##### Exercise material #####

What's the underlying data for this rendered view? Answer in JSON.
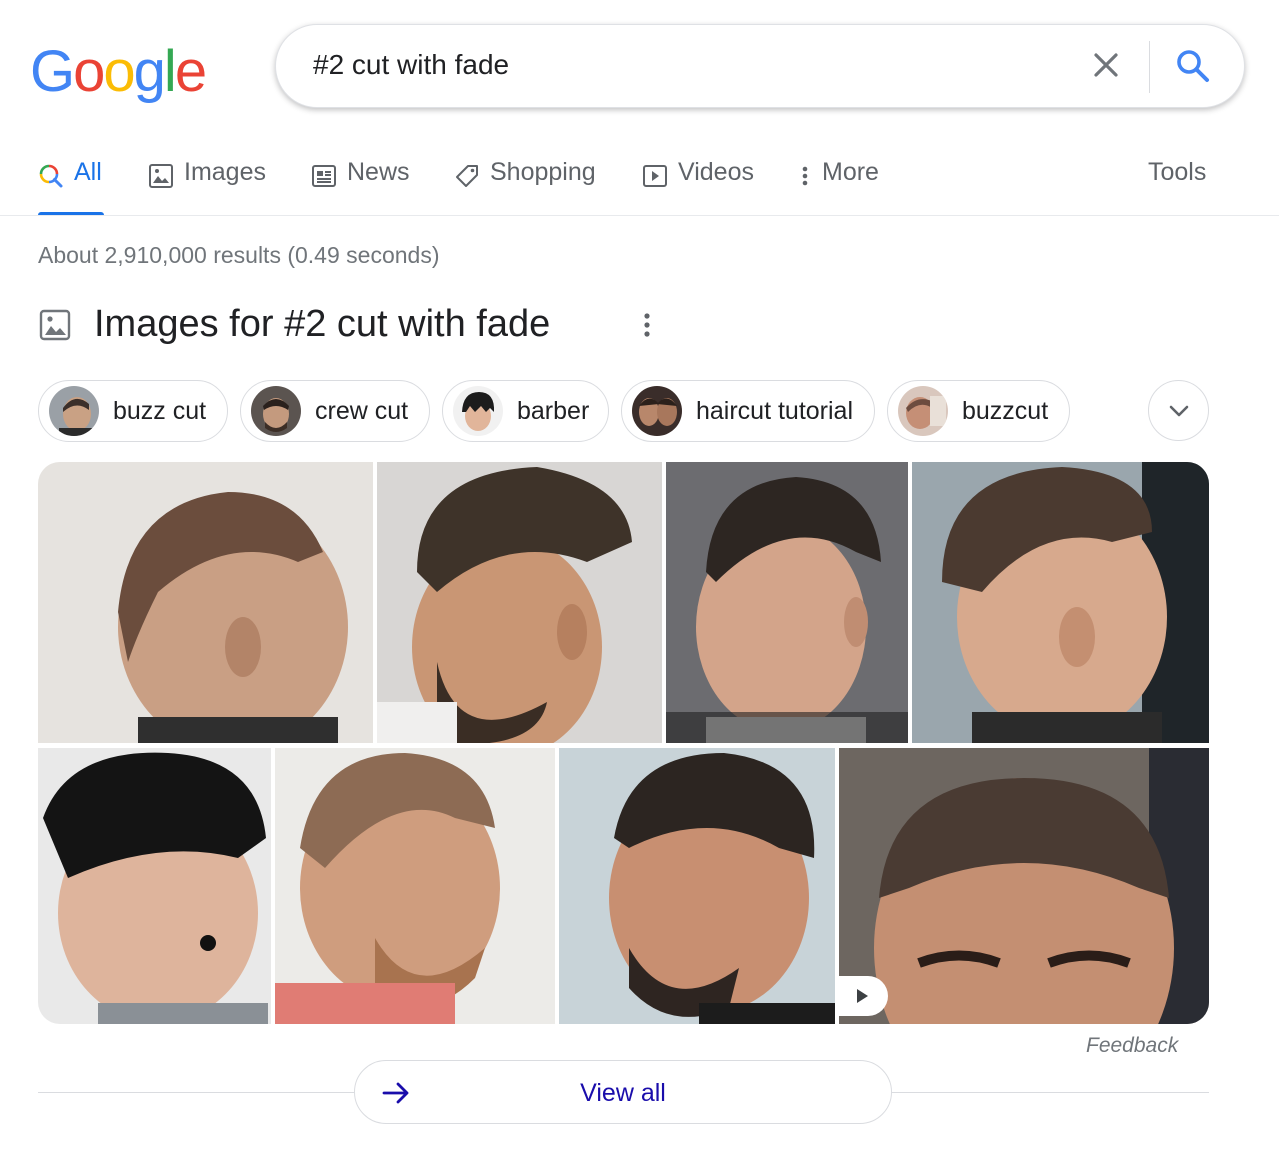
{
  "header": {
    "logo_letters": [
      "G",
      "o",
      "o",
      "g",
      "l",
      "e"
    ],
    "search_query": "#2 cut with fade",
    "clear_icon": "close-icon",
    "search_icon": "search-icon"
  },
  "tabs": [
    {
      "label": "All",
      "icon": "search-icon",
      "active": true
    },
    {
      "label": "Images",
      "icon": "image-icon",
      "active": false
    },
    {
      "label": "News",
      "icon": "news-icon",
      "active": false
    },
    {
      "label": "Shopping",
      "icon": "tag-icon",
      "active": false
    },
    {
      "label": "Videos",
      "icon": "play-icon",
      "active": false
    },
    {
      "label": "More",
      "icon": "kebab-icon",
      "active": false
    },
    {
      "label": "Tools",
      "icon": "",
      "active": false
    }
  ],
  "results_stats": "About 2,910,000 results (0.49 seconds)",
  "images_section": {
    "title": "Images for #2 cut with fade",
    "chips": [
      {
        "label": "buzz cut"
      },
      {
        "label": "crew cut"
      },
      {
        "label": "barber"
      },
      {
        "label": "haircut tutorial"
      },
      {
        "label": "buzzcut"
      }
    ],
    "feedback": "Feedback",
    "view_all": "View all"
  },
  "colors": {
    "accent_blue": "#1a73e8",
    "link_blue": "#1a0dab",
    "text_gray": "#70757a",
    "border": "#dadce0"
  }
}
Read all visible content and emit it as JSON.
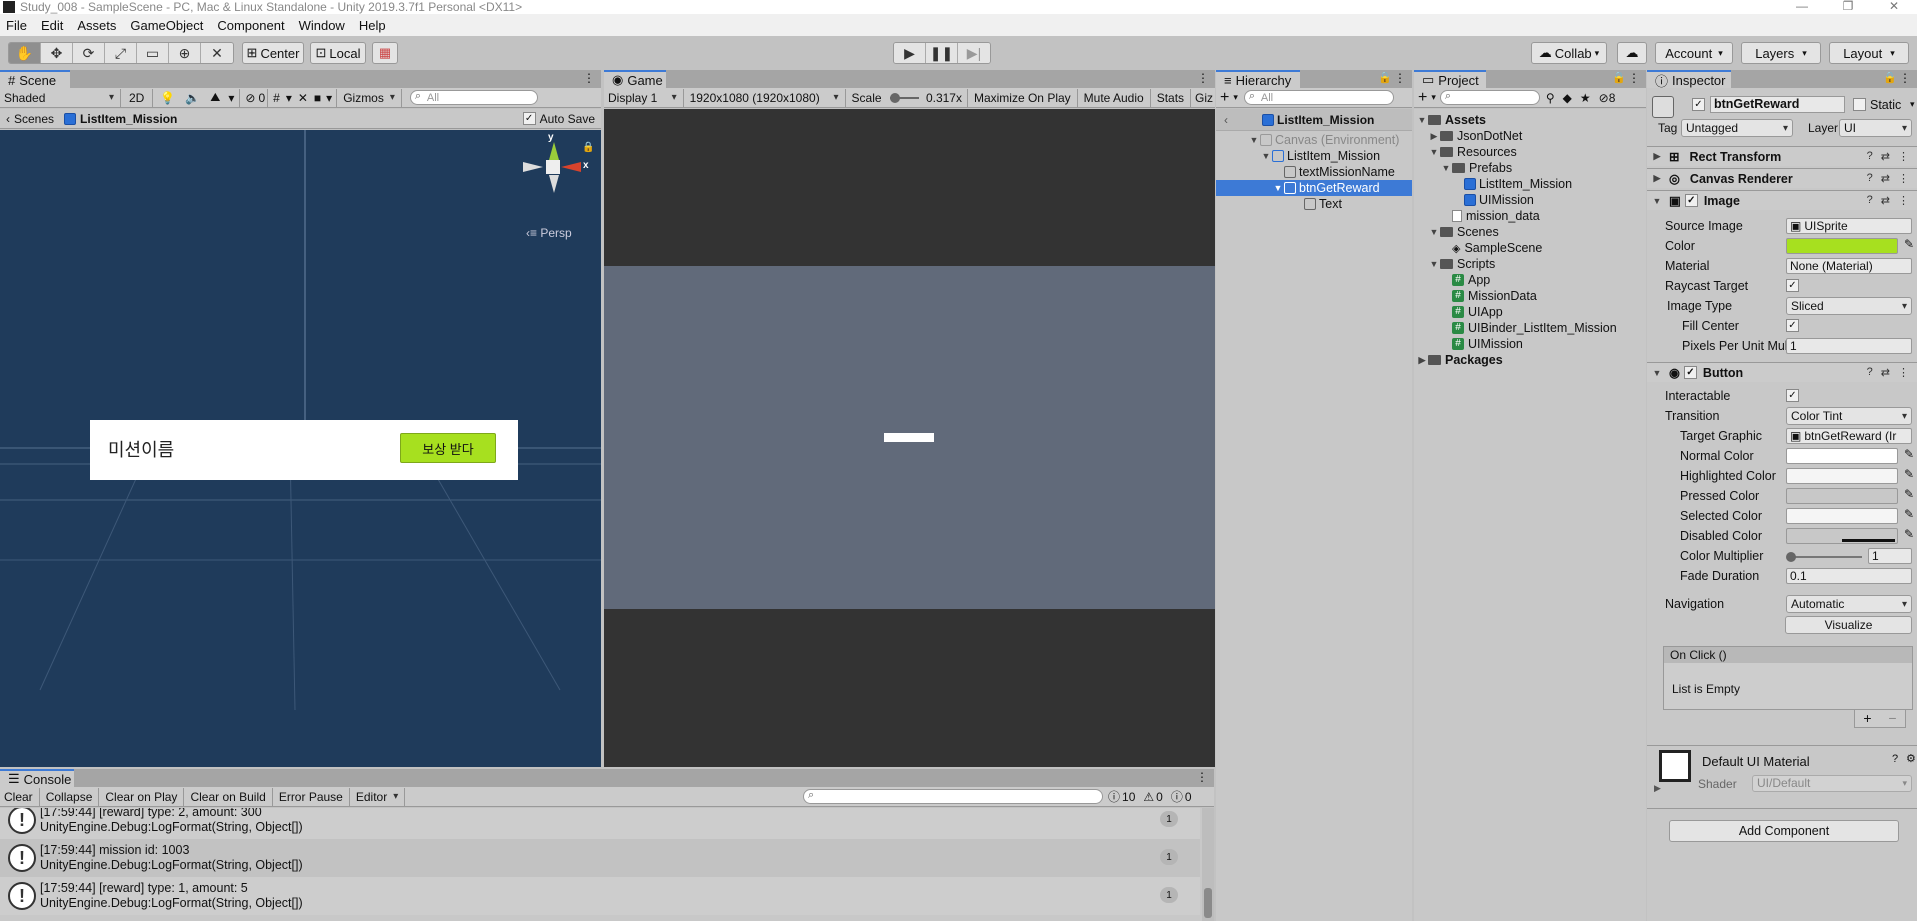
{
  "window": {
    "title": "Study_008 - SampleScene - PC, Mac & Linux Standalone - Unity 2019.3.7f1 Personal <DX11>"
  },
  "menu": [
    "File",
    "Edit",
    "Assets",
    "GameObject",
    "Component",
    "Window",
    "Help"
  ],
  "toolbar": {
    "center": "Center",
    "local": "Local",
    "collab": "Collab",
    "account": "Account",
    "layers": "Layers",
    "layout": "Layout"
  },
  "scene": {
    "tab": "Scene",
    "shading": "Shaded",
    "mode_2d": "2D",
    "hidden_count": "0",
    "gizmos": "Gizmos",
    "search_placeholder": "All",
    "breadcrumb_root": "Scenes",
    "breadcrumb_item": "ListItem_Mission",
    "auto_save": "Auto Save",
    "persp": "Persp",
    "gizmo_y": "y",
    "gizmo_x": "x",
    "mission_name": "미션이름",
    "reward_button": "보상 받다",
    "colors": {
      "sky": "#1f3b5b",
      "button": "#a7e01f"
    }
  },
  "game": {
    "tab": "Game",
    "display": "Display 1",
    "resolution": "1920x1080 (1920x1080)",
    "scale_label": "Scale",
    "scale_value": "0.317x",
    "maximize": "Maximize On Play",
    "mute": "Mute Audio",
    "stats": "Stats",
    "gizmos": "Giz"
  },
  "hierarchy": {
    "tab": "Hierarchy",
    "search_placeholder": "All",
    "root": "ListItem_Mission",
    "items": [
      {
        "label": "Canvas (Environment)",
        "depth": 0,
        "state": "dim"
      },
      {
        "label": "ListItem_Mission",
        "depth": 1,
        "state": "normal"
      },
      {
        "label": "textMissionName",
        "depth": 2,
        "state": "normal"
      },
      {
        "label": "btnGetReward",
        "depth": 2,
        "state": "selected"
      },
      {
        "label": "Text",
        "depth": 3,
        "state": "normal"
      }
    ]
  },
  "project": {
    "tab": "Project",
    "hidden_count": "8",
    "items": [
      {
        "label": "Assets",
        "type": "folder",
        "bold": true
      },
      {
        "label": "JsonDotNet",
        "type": "folder"
      },
      {
        "label": "Resources",
        "type": "folder"
      },
      {
        "label": "Prefabs",
        "type": "folder"
      },
      {
        "label": "ListItem_Mission",
        "type": "prefab"
      },
      {
        "label": "UIMission",
        "type": "prefab"
      },
      {
        "label": "mission_data",
        "type": "file"
      },
      {
        "label": "Scenes",
        "type": "folder"
      },
      {
        "label": "SampleScene",
        "type": "scene"
      },
      {
        "label": "Scripts",
        "type": "folder"
      },
      {
        "label": "App",
        "type": "script"
      },
      {
        "label": "MissionData",
        "type": "script"
      },
      {
        "label": "UIApp",
        "type": "script"
      },
      {
        "label": "UIBinder_ListItem_Mission",
        "type": "script"
      },
      {
        "label": "UIMission",
        "type": "script"
      },
      {
        "label": "Packages",
        "type": "folder",
        "bold": true
      }
    ]
  },
  "inspector": {
    "tab": "Inspector",
    "object_name": "btnGetReward",
    "static": "Static",
    "tag_label": "Tag",
    "tag_value": "Untagged",
    "layer_label": "Layer",
    "layer_value": "UI",
    "rect_transform": "Rect Transform",
    "canvas_renderer": "Canvas Renderer",
    "image": "Image",
    "source_image_label": "Source Image",
    "source_image_value": "UISprite",
    "color_label": "Color",
    "color_value": "#a7e01f",
    "material_label": "Material",
    "material_value": "None (Material)",
    "raycast_label": "Raycast Target",
    "image_type_label": "Image Type",
    "image_type_value": "Sliced",
    "fill_center_label": "Fill Center",
    "ppu_label": "Pixels Per Unit Mul",
    "ppu_value": "1",
    "button": "Button",
    "interactable_label": "Interactable",
    "transition_label": "Transition",
    "transition_value": "Color Tint",
    "target_graphic_label": "Target Graphic",
    "target_graphic_value": "btnGetReward (Ir",
    "normal_color": "Normal Color",
    "highlighted_color": "Highlighted Color",
    "pressed_color": "Pressed Color",
    "selected_color": "Selected Color",
    "disabled_color": "Disabled Color",
    "color_multiplier_label": "Color Multiplier",
    "color_multiplier_value": "1",
    "fade_duration_label": "Fade Duration",
    "fade_duration_value": "0.1",
    "navigation_label": "Navigation",
    "navigation_value": "Automatic",
    "visualize": "Visualize",
    "onclick": "On Click ()",
    "list_empty": "List is Empty",
    "material_name": "Default UI Material",
    "shader_label": "Shader",
    "shader_value": "UI/Default",
    "add_component": "Add Component"
  },
  "console": {
    "tab": "Console",
    "buttons": [
      "Clear",
      "Collapse",
      "Clear on Play",
      "Clear on Build",
      "Error Pause",
      "Editor"
    ],
    "log_count": "10",
    "warn_count": "0",
    "error_count": "0",
    "logs": [
      {
        "line1": "[17:59:44] [reward] type: 2, amount: 300",
        "line2": "UnityEngine.Debug:LogFormat(String, Object[])",
        "count": "1"
      },
      {
        "line1": "[17:59:44] mission id: 1003",
        "line2": "UnityEngine.Debug:LogFormat(String, Object[])",
        "count": "1"
      },
      {
        "line1": "[17:59:44] [reward] type: 1, amount: 5",
        "line2": "UnityEngine.Debug:LogFormat(String, Object[])",
        "count": "1"
      }
    ]
  }
}
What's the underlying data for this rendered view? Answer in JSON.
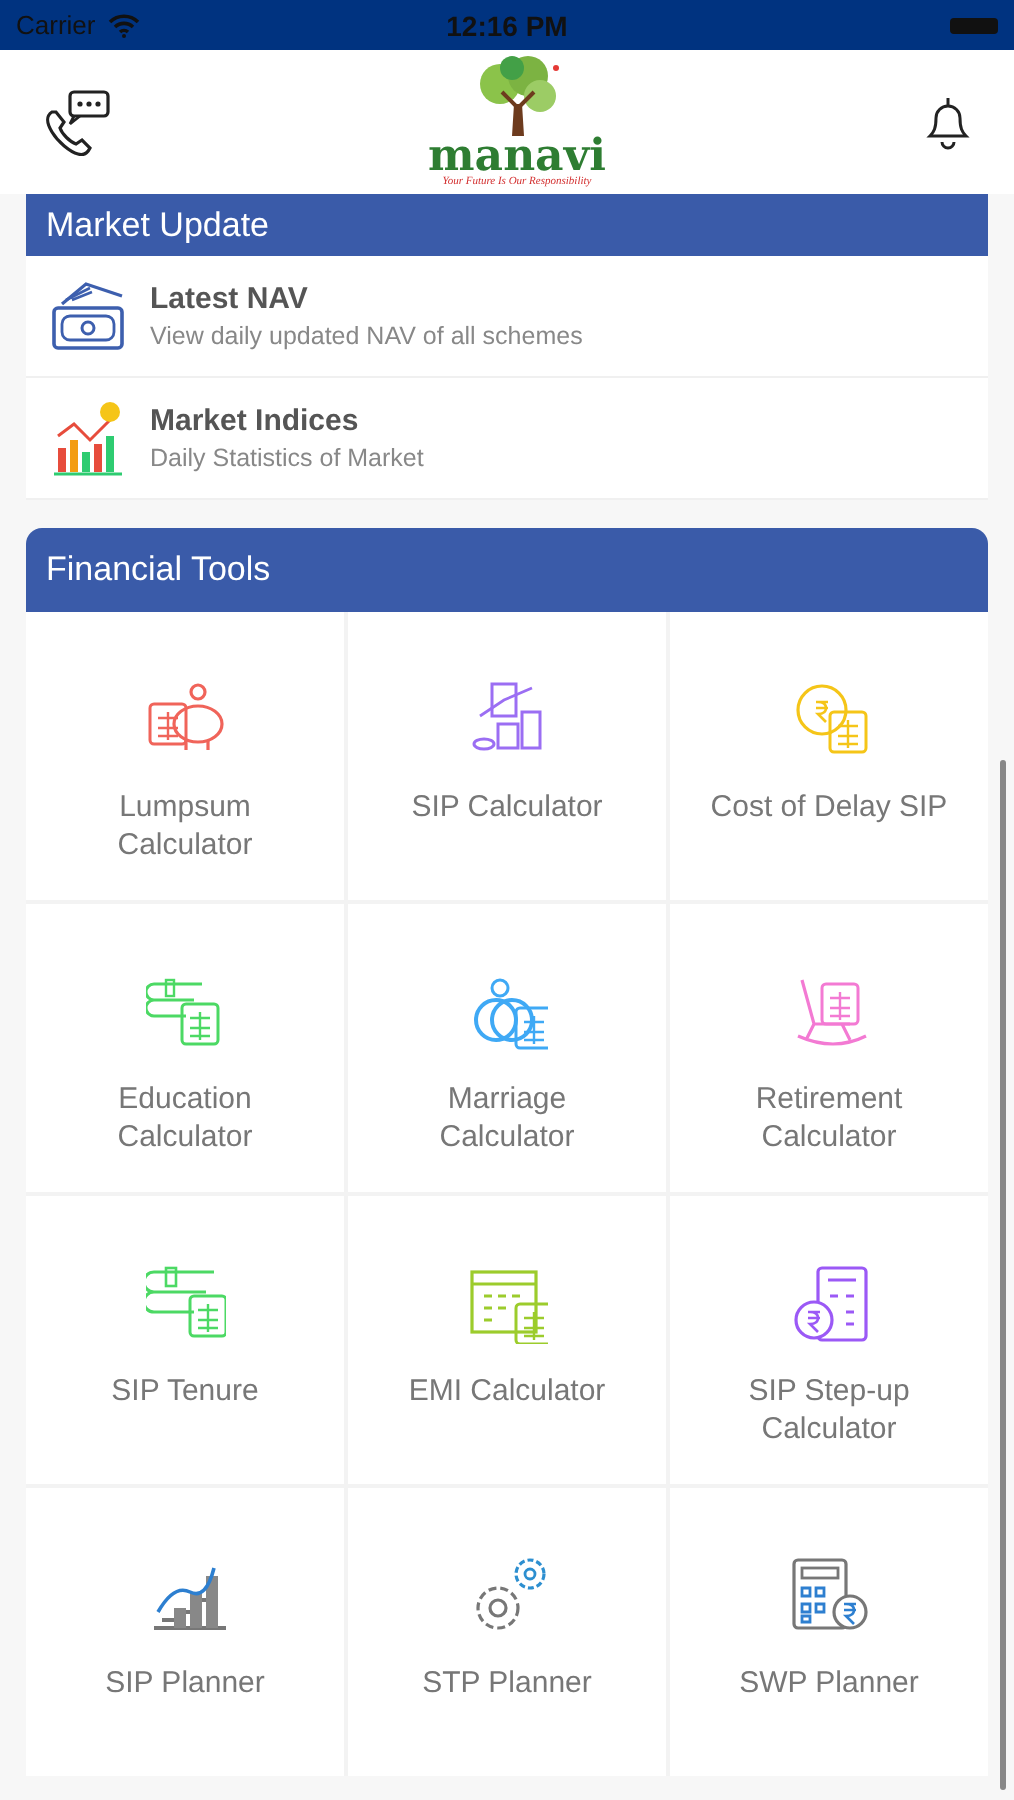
{
  "status_bar": {
    "carrier": "Carrier",
    "time": "12:16 PM"
  },
  "header": {
    "brand": "manavi",
    "tagline": "Your Future Is Our Responsibility"
  },
  "market_update": {
    "title": "Market Update",
    "items": [
      {
        "title": "Latest NAV",
        "subtitle": "View daily updated NAV of all schemes"
      },
      {
        "title": "Market Indices",
        "subtitle": "Daily Statistics of Market"
      }
    ]
  },
  "financial_tools": {
    "title": "Financial Tools",
    "tools": [
      {
        "label": "Lumpsum Calculator"
      },
      {
        "label": "SIP Calculator"
      },
      {
        "label": "Cost of Delay SIP"
      },
      {
        "label": "Education Calculator"
      },
      {
        "label": "Marriage Calculator"
      },
      {
        "label": "Retirement Calculator"
      },
      {
        "label": "SIP Tenure"
      },
      {
        "label": "EMI Calculator"
      },
      {
        "label": "SIP Step-up Calculator"
      },
      {
        "label": "SIP Planner"
      },
      {
        "label": "STP Planner"
      },
      {
        "label": "SWP Planner"
      }
    ]
  }
}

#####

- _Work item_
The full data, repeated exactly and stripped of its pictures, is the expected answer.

- _Reply_
What's the underlying data for this rendered view? Answer in JSON.
{
  "header": {
    "logo_letters": [
      "G",
      "o",
      "o",
      "g",
      "l",
      "e"
    ],
    "search_query": "#2 cut with fade",
    "clear_icon": "close-icon",
    "search_icon": "search-icon"
  },
  "tabs": [
    {
      "label": "All",
      "icon": "search-icon",
      "active": true
    },
    {
      "label": "Images",
      "icon": "image-icon",
      "active": false
    },
    {
      "label": "News",
      "icon": "news-icon",
      "active": false
    },
    {
      "label": "Shopping",
      "icon": "tag-icon",
      "active": false
    },
    {
      "label": "Videos",
      "icon": "play-icon",
      "active": false
    },
    {
      "label": "More",
      "icon": "kebab-icon",
      "active": false
    },
    {
      "label": "Tools",
      "icon": "",
      "active": false
    }
  ],
  "results_stats": "About 2,910,000 results (0.49 seconds)",
  "images_section": {
    "title": "Images for #2 cut with fade",
    "chips": [
      {
        "label": "buzz cut"
      },
      {
        "label": "crew cut"
      },
      {
        "label": "barber"
      },
      {
        "label": "haircut tutorial"
      },
      {
        "label": "buzzcut"
      }
    ],
    "feedback": "Feedback",
    "view_all": "View all"
  },
  "colors": {
    "accent_blue": "#1a73e8",
    "link_blue": "#1a0dab",
    "text_gray": "#70757a",
    "border": "#dadce0"
  }
}
Read all visible content and emit it as JSON.
{
  "window": {
    "title": "Study_008 - SampleScene - PC, Mac & Linux Standalone - Unity 2019.3.7f1 Personal <DX11>"
  },
  "menu": [
    "File",
    "Edit",
    "Assets",
    "GameObject",
    "Component",
    "Window",
    "Help"
  ],
  "toolbar": {
    "center": "Center",
    "local": "Local",
    "collab": "Collab",
    "account": "Account",
    "layers": "Layers",
    "layout": "Layout"
  },
  "scene": {
    "tab": "Scene",
    "shading": "Shaded",
    "mode_2d": "2D",
    "hidden_count": "0",
    "gizmos": "Gizmos",
    "search_placeholder": "All",
    "breadcrumb_root": "Scenes",
    "breadcrumb_item": "ListItem_Mission",
    "auto_save": "Auto Save",
    "persp": "Persp",
    "gizmo_y": "y",
    "gizmo_x": "x",
    "mission_name": "미션이름",
    "reward_button": "보상 받다",
    "colors": {
      "sky": "#1f3b5b",
      "button": "#a7e01f"
    }
  },
  "game": {
    "tab": "Game",
    "display": "Display 1",
    "resolution": "1920x1080 (1920x1080)",
    "scale_label": "Scale",
    "scale_value": "0.317x",
    "maximize": "Maximize On Play",
    "mute": "Mute Audio",
    "stats": "Stats",
    "gizmos": "Giz"
  },
  "hierarchy": {
    "tab": "Hierarchy",
    "search_placeholder": "All",
    "root": "ListItem_Mission",
    "items": [
      {
        "label": "Canvas (Environment)",
        "depth": 0,
        "state": "dim"
      },
      {
        "label": "ListItem_Mission",
        "depth": 1,
        "state": "normal"
      },
      {
        "label": "textMissionName",
        "depth": 2,
        "state": "normal"
      },
      {
        "label": "btnGetReward",
        "depth": 2,
        "state": "selected"
      },
      {
        "label": "Text",
        "depth": 3,
        "state": "normal"
      }
    ]
  },
  "project": {
    "tab": "Project",
    "hidden_count": "8",
    "items": [
      {
        "label": "Assets",
        "type": "folder",
        "bold": true
      },
      {
        "label": "JsonDotNet",
        "type": "folder"
      },
      {
        "label": "Resources",
        "type": "folder"
      },
      {
        "label": "Prefabs",
        "type": "folder"
      },
      {
        "label": "ListItem_Mission",
        "type": "prefab"
      },
      {
        "label": "UIMission",
        "type": "prefab"
      },
      {
        "label": "mission_data",
        "type": "file"
      },
      {
        "label": "Scenes",
        "type": "folder"
      },
      {
        "label": "SampleScene",
        "type": "scene"
      },
      {
        "label": "Scripts",
        "type": "folder"
      },
      {
        "label": "App",
        "type": "script"
      },
      {
        "label": "MissionData",
        "type": "script"
      },
      {
        "label": "UIApp",
        "type": "script"
      },
      {
        "label": "UIBinder_ListItem_Mission",
        "type": "script"
      },
      {
        "label": "UIMission",
        "type": "script"
      },
      {
        "label": "Packages",
        "type": "folder",
        "bold": true
      }
    ]
  },
  "inspector": {
    "tab": "Inspector",
    "object_name": "btnGetReward",
    "static": "Static",
    "tag_label": "Tag",
    "tag_value": "Untagged",
    "layer_label": "Layer",
    "layer_value": "UI",
    "rect_transform": "Rect Transform",
    "canvas_renderer": "Canvas Renderer",
    "image": "Image",
    "source_image_label": "Source Image",
    "source_image_value": "UISprite",
    "color_label": "Color",
    "color_value": "#a7e01f",
    "material_label": "Material",
    "material_value": "None (Material)",
    "raycast_label": "Raycast Target",
    "image_type_label": "Image Type",
    "image_type_value": "Sliced",
    "fill_center_label": "Fill Center",
    "ppu_label": "Pixels Per Unit Mul",
    "ppu_value": "1",
    "button": "Button",
    "interactable_label": "Interactable",
    "transition_label": "Transition",
    "transition_value": "Color Tint",
    "target_graphic_label": "Target Graphic",
    "target_graphic_value": "btnGetReward (Ir",
    "normal_color": "Normal Color",
    "highlighted_color": "Highlighted Color",
    "pressed_color": "Pressed Color",
    "selected_color": "Selected Color",
    "disabled_color": "Disabled Color",
    "color_multiplier_label": "Color Multiplier",
    "color_multiplier_value": "1",
    "fade_duration_label": "Fade Duration",
    "fade_duration_value": "0.1",
    "navigation_label": "Navigation",
    "navigation_value": "Automatic",
    "visualize": "Visualize",
    "onclick": "On Click ()",
    "list_empty": "List is Empty",
    "material_name": "Default UI Material",
    "shader_label": "Shader",
    "shader_value": "UI/Default",
    "add_component": "Add Component"
  },
  "console": {
    "tab": "Console",
    "buttons": [
      "Clear",
      "Collapse",
      "Clear on Play",
      "Clear on Build",
      "Error Pause",
      "Editor"
    ],
    "log_count": "10",
    "warn_count": "0",
    "error_count": "0",
    "logs": [
      {
        "line1": "[17:59:44] [reward] type: 2, amount: 300",
        "line2": "UnityEngine.Debug:LogFormat(String, Object[])",
        "count": "1"
      },
      {
        "line1": "[17:59:44] mission id: 1003",
        "line2": "UnityEngine.Debug:LogFormat(String, Object[])",
        "count": "1"
      },
      {
        "line1": "[17:59:44] [reward] type: 1, amount: 5",
        "line2": "UnityEngine.Debug:LogFormat(String, Object[])",
        "count": "1"
      }
    ]
  }
}
What's the underlying data for this rendered view? Answer in JSON.
{
  "status_bar": {
    "carrier": "Carrier",
    "time": "12:16 PM"
  },
  "header": {
    "brand": "manavi",
    "tagline": "Your Future Is Our Responsibility"
  },
  "market_update": {
    "title": "Market Update",
    "items": [
      {
        "title": "Latest NAV",
        "subtitle": "View daily updated NAV of all schemes"
      },
      {
        "title": "Market Indices",
        "subtitle": "Daily Statistics of Market"
      }
    ]
  },
  "financial_tools": {
    "title": "Financial Tools",
    "tools": [
      {
        "label": "Lumpsum Calculator"
      },
      {
        "label": "SIP Calculator"
      },
      {
        "label": "Cost of Delay SIP"
      },
      {
        "label": "Education Calculator"
      },
      {
        "label": "Marriage Calculator"
      },
      {
        "label": "Retirement Calculator"
      },
      {
        "label": "SIP Tenure"
      },
      {
        "label": "EMI Calculator"
      },
      {
        "label": "SIP Step-up Calculator"
      },
      {
        "label": "SIP Planner"
      },
      {
        "label": "STP Planner"
      },
      {
        "label": "SWP Planner"
      }
    ]
  }
}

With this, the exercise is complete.